◆ Instructions for the task ◆
Pull out every line with the word "placeholder" from the entries below.

◆ Records for this exercise ◆
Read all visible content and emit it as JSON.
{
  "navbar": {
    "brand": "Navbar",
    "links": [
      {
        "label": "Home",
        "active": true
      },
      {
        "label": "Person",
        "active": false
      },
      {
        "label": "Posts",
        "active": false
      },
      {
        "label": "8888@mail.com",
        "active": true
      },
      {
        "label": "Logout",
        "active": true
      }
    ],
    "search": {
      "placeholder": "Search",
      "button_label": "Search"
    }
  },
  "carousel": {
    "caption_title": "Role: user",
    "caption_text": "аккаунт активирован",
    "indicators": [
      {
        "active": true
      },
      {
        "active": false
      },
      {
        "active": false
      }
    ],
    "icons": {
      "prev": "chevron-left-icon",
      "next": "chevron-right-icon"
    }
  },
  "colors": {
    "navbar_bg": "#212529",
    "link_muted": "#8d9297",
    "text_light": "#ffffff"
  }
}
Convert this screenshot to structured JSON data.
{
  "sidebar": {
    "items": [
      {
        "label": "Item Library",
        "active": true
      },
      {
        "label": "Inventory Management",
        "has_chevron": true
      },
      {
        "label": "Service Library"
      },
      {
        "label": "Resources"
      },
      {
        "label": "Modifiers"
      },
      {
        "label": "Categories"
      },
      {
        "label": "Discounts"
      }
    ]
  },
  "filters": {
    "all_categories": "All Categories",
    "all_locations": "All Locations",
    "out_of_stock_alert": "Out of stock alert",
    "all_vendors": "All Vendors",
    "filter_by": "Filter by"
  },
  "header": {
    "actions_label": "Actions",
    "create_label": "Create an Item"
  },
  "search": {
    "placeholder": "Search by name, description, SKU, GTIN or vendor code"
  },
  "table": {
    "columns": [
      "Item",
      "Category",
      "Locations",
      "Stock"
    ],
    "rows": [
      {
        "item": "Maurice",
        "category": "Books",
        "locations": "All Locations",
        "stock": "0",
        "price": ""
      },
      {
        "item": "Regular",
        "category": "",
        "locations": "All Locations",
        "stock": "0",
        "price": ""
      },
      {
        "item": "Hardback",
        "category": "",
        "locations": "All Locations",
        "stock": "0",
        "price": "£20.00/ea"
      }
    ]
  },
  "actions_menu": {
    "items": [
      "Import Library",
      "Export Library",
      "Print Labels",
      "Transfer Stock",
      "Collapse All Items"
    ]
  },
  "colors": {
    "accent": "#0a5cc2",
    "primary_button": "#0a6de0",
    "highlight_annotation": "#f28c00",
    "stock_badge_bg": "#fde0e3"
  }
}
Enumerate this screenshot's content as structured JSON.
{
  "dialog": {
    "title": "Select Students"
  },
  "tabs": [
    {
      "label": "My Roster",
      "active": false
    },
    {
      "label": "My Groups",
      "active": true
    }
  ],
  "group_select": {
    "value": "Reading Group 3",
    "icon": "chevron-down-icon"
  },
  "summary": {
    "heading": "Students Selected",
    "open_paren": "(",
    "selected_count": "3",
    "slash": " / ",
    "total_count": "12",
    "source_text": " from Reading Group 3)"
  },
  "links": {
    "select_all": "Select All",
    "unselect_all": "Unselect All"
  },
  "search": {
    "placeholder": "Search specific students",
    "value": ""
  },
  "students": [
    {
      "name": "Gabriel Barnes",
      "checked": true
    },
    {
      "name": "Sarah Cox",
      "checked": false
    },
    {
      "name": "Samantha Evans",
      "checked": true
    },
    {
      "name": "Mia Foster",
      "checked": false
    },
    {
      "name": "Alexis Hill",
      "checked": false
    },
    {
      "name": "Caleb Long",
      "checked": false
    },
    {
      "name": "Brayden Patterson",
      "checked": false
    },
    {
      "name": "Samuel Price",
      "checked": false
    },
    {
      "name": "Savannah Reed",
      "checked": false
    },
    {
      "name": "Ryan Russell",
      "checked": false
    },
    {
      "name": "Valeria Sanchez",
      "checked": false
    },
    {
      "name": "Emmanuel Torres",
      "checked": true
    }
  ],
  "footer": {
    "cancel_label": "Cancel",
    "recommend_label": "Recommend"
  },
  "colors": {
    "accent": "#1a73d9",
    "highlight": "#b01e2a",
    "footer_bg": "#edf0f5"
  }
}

◆ Written response ◆
      "placeholder": "Search",
    "placeholder": "Search by name, description, SKU, GTIN or vendor code"
    "placeholder": "Search specific students",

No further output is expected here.